**Problem requirements**
Copy every line that holds the string "JSON" from the data below.

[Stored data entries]
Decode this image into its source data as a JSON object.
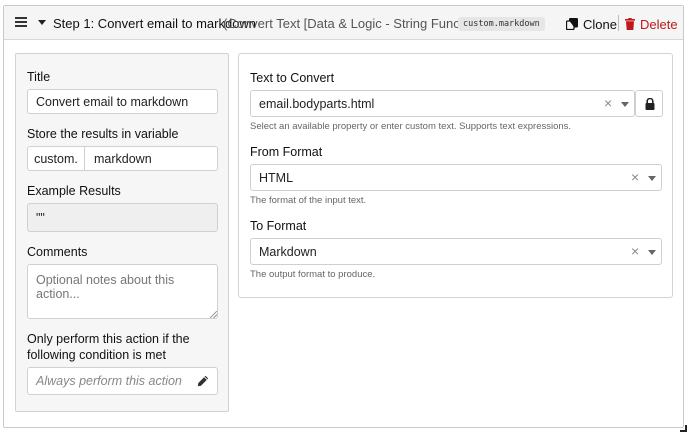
{
  "header": {
    "title": "Step 1: Convert email to markdown",
    "subtitle": "(Convert Text [Data & Logic - String Functions])",
    "code_badge": "custom.markdown",
    "clone_label": "Clone",
    "delete_label": "Delete"
  },
  "left": {
    "title_label": "Title",
    "title_value": "Convert email to markdown",
    "store_label": "Store the results in variable",
    "store_prefix": "custom.",
    "store_value": "markdown",
    "example_label": "Example Results",
    "example_value": "\"\"",
    "comments_label": "Comments",
    "comments_placeholder": "Optional notes about this action...",
    "condition_label": "Only perform this action if the following condition is met",
    "condition_placeholder": "Always perform this action"
  },
  "right": {
    "text_label": "Text to Convert",
    "text_value": "email.bodyparts.html",
    "text_hint": "Select an available property or enter custom text. Supports text expressions.",
    "from_label": "From Format",
    "from_value": "HTML",
    "from_hint": "The format of the input text.",
    "to_label": "To Format",
    "to_value": "Markdown",
    "to_hint": "The output format to produce."
  },
  "icons": {
    "menu": "hamburger-icon",
    "collapse": "caret-down-icon",
    "clone": "copy-icon",
    "delete": "trash-icon",
    "edit": "pencil-icon",
    "lock": "lock-icon",
    "clear": "clear-icon",
    "dropdown": "chevron-down-icon"
  },
  "colors": {
    "delete": "#c0181b",
    "header_bg": "#f5f5f5",
    "left_panel_bg": "#f6f6f6"
  }
}
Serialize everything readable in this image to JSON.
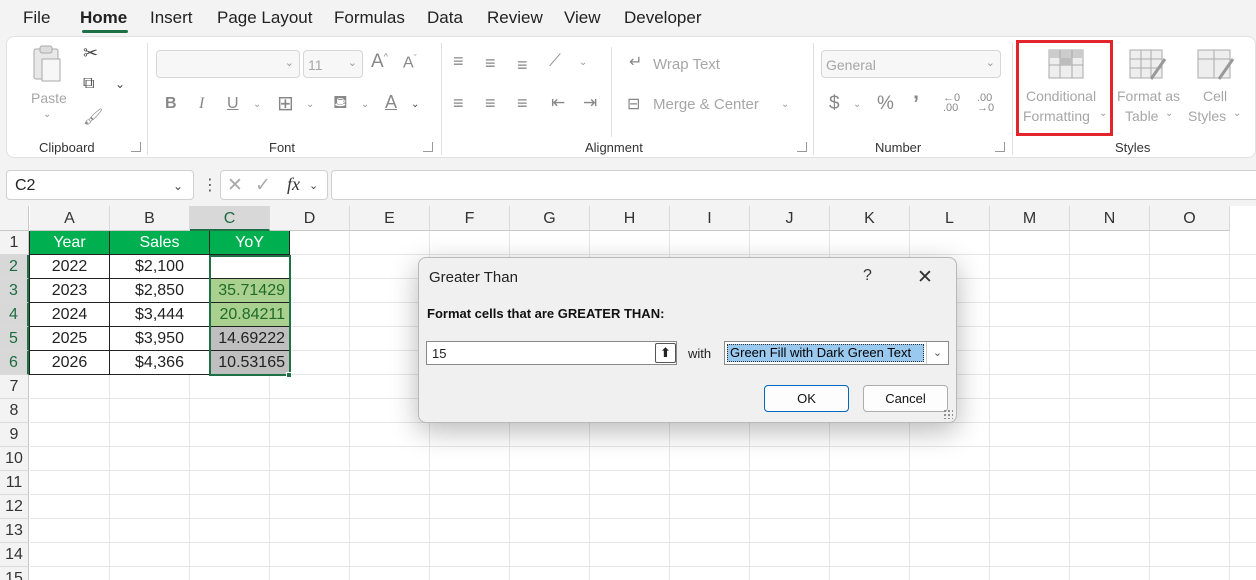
{
  "menu": {
    "tabs": [
      "File",
      "Home",
      "Insert",
      "Page Layout",
      "Formulas",
      "Data",
      "Review",
      "View",
      "Developer"
    ],
    "active": "Home"
  },
  "ribbon": {
    "clipboard": {
      "label": "Clipboard",
      "paste": "Paste"
    },
    "font": {
      "label": "Font",
      "size": "11",
      "bold": "B",
      "italic": "I",
      "underline": "U"
    },
    "alignment": {
      "label": "Alignment",
      "wrap_text": "Wrap Text",
      "merge_center": "Merge & Center"
    },
    "number": {
      "label": "Number",
      "format": "General",
      "currency": "$",
      "percent": "%",
      "comma": "’",
      "inc_decimal": "←.0\n.00",
      "dec_decimal": ".00\n→.0"
    },
    "styles": {
      "label": "Styles",
      "conditional_formatting": [
        "Conditional",
        "Formatting"
      ],
      "format_as_table": [
        "Format as",
        "Table"
      ],
      "cell_styles": [
        "Cell",
        "Styles"
      ]
    }
  },
  "formula_bar": {
    "name_box": "C2",
    "fx": "fx",
    "value": ""
  },
  "sheet": {
    "columns": [
      "A",
      "B",
      "C",
      "D",
      "E",
      "F",
      "G",
      "H",
      "I",
      "J",
      "K",
      "L",
      "M",
      "N",
      "O"
    ],
    "selected_column": "C",
    "rows": [
      "1",
      "2",
      "3",
      "4",
      "5",
      "6",
      "7",
      "8",
      "9",
      "10",
      "11",
      "12",
      "13",
      "14",
      "15"
    ],
    "selected_rows": [
      "2",
      "3",
      "4",
      "5",
      "6"
    ],
    "header": [
      "Year",
      "Sales",
      "YoY"
    ],
    "data": [
      [
        "2022",
        "$2,100",
        ""
      ],
      [
        "2023",
        "$2,850",
        "35.71429"
      ],
      [
        "2024",
        "$3,444",
        "20.84211"
      ],
      [
        "2025",
        "$3,950",
        "14.69222"
      ],
      [
        "2026",
        "$4,366",
        "10.53165"
      ]
    ],
    "header_color": "#00b050",
    "highlight_green": "#a9d08e",
    "highlight_gray": "#bfbfbf"
  },
  "dialog": {
    "title": "Greater Than",
    "help": "?",
    "close": "✕",
    "prompt": "Format cells that are GREATER THAN:",
    "value": "15",
    "with_label": "with",
    "format_option": "Green Fill with Dark Green Text",
    "ok": "OK",
    "cancel": "Cancel"
  },
  "colors": {
    "accent": "#1e7145",
    "highlight_box": "#e3242b"
  }
}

**Result**
Decode this image into its source data as a JSON object.
Serialize everything readable in this image to JSON.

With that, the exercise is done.